2. Yu, H., Garrod, O. G., & Schyns, P. G. (2012). Perception-driven facial expression synthesis. Computers & Graphics, 36(3), 152-162.
Authors: Marco Liuni, Luc Ardaillon, and Jean-Julien Aucouturier, STMS Lab (IRCAM/CNRS/UPMC UMR 9912), Paris, France
ANGUS is a software tool for high quality transformation of natural voice with parametrical control of roughness. Recent psychophysical and imaging studies suggest that rough sounds, characterized by specific spectro-temporal modulations, target neural circuits involved in fear/danger processing; the brain extracts such features from human voices to infer socio-emotional traits of their speakers1. Our software aims at the design of reproducible psychophysical experiments imposing a parametrical screaminspired effect on natural sounds, with the aim of investigating the emotional response to this sound feature. Analysing and synthesizing rough vocals is challenging, as roughness is generated by highly unstable modes in the vocal fold and tract: compared to standard production, rough vocals present additional sub-harmonics as well as nonlinear components. Our approach is based on multiple amplitude modulations of the incoming sound, that are automatically adapted to the sound’s fundamental frequency, which leadto a realistic, but also highly efficient, parametric effect well-suited for realtime applications.
1. Arnal, L. H., Flinker, A., Kleinschmidt, A., Giraud, A. L., & Poeppel, D. (2015). Human screams occupy a privileged niche in the communication soundscape. Current Biology, 25(15), 2051-2056.
|4:30pm-5:30pm||Marta GENTILUCCI with Jérome NIKA, Axel ROEBEL and Marco LIUNI
End of artistic research residency with demo : Female singing voice’s vibrato and tremolo : Analysis, mapping and improvisation
|5:30pm-6:00pm|| Rama GOTTFRIED and RepMus Team (IRCAM)
End of artistic research residency - Symbolist: an open graphic notation environment for music and multimedia

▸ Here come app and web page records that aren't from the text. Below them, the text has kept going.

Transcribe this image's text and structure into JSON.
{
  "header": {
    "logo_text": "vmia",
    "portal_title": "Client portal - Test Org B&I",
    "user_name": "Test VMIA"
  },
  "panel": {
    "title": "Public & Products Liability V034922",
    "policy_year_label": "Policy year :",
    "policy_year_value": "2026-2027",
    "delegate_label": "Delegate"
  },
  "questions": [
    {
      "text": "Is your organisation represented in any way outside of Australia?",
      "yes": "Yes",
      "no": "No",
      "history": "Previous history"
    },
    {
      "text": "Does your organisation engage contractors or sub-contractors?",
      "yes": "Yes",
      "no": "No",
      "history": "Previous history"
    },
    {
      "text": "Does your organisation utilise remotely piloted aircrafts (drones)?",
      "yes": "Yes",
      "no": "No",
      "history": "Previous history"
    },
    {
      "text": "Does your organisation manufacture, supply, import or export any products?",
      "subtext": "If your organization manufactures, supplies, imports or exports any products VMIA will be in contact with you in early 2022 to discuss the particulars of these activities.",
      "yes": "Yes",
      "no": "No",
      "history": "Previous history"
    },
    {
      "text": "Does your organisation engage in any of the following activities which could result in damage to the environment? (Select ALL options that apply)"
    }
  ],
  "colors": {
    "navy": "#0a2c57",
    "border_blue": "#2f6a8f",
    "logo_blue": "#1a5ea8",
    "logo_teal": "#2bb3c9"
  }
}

Introducing Symbolist, a graphic notation environment for music and multimedia, developed by Rama Gottfried and Jean Bresson (IRCAM – Musical Representations) as part of Rama’s 2017-18 IRCAM-ZKM Musical Research Residency. Symbolist was designed to be flexible in purpose and function, capable of controlling computer rendering process such as spatial movement, and an open workspace for developing symbolic representations for performance with new gestural interfaces. The system is based on an Open Sound Control (OSC) encoding of symbols representing multi-rate and multidimensional control data, which can be streamed as control messages to audio processing, or any kind of media rendering system that speaks OSC. Symbols can be designed and composed graphically, and brought in relationship with other symbols. The environment provides tools for creating symbol groups and stave references, by which symbols maybe timed and used to constitute a structured and executable multimedia score.
|2:30pm-3:30pm||Shannon Room – Classroom
Thibaut CARPENTIER and Eric DAUBRESSE (IRCAM)
|6:30pm-7:30pm||ANNOUNCEMENT OF THE Laureates of the Artistic Research Residency Program 2018-2019
Drinks under the glass roof
|8:30pm-10:00pm||IRCAM LIVE CONCERT
Centre Pompidou, Grande Salle